WHAT YOU NEED TO DO –
Your answer should be one number: the count of lines in these entries that hold the word "true".

DATA TO EXAMINE –
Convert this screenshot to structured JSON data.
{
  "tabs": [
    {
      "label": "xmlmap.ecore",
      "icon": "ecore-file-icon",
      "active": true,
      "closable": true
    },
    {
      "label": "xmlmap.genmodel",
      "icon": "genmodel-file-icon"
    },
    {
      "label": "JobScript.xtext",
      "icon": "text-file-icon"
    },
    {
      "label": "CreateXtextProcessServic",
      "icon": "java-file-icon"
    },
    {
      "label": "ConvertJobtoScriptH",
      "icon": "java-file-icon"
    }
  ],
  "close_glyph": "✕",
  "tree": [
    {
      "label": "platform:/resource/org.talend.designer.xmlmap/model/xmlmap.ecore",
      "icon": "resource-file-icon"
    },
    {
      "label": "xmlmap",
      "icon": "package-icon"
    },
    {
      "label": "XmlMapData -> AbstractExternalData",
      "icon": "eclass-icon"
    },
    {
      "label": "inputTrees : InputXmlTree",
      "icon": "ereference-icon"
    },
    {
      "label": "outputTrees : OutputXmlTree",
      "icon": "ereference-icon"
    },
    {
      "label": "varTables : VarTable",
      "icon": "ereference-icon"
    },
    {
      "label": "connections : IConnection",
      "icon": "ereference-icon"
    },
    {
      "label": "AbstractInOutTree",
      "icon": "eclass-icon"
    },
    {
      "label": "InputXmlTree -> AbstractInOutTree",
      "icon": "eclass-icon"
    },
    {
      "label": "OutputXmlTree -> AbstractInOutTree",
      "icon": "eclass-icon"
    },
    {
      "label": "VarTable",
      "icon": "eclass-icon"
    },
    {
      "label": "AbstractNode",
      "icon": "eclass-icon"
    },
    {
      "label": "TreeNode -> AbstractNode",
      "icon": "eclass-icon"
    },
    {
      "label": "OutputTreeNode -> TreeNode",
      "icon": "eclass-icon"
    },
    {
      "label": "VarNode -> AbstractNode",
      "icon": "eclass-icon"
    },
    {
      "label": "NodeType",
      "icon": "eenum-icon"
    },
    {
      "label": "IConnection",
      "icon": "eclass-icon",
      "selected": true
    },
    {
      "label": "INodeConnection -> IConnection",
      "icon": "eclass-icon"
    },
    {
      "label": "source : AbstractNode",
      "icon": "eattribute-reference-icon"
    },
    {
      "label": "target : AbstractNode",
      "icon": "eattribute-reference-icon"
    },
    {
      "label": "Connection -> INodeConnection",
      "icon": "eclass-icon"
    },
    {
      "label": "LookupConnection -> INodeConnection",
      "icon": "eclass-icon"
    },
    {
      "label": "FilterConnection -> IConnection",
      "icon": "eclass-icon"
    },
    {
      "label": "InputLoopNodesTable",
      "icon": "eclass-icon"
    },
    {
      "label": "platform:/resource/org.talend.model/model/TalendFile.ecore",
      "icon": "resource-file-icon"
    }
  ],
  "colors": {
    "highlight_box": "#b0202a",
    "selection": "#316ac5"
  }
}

OUTPUT –
3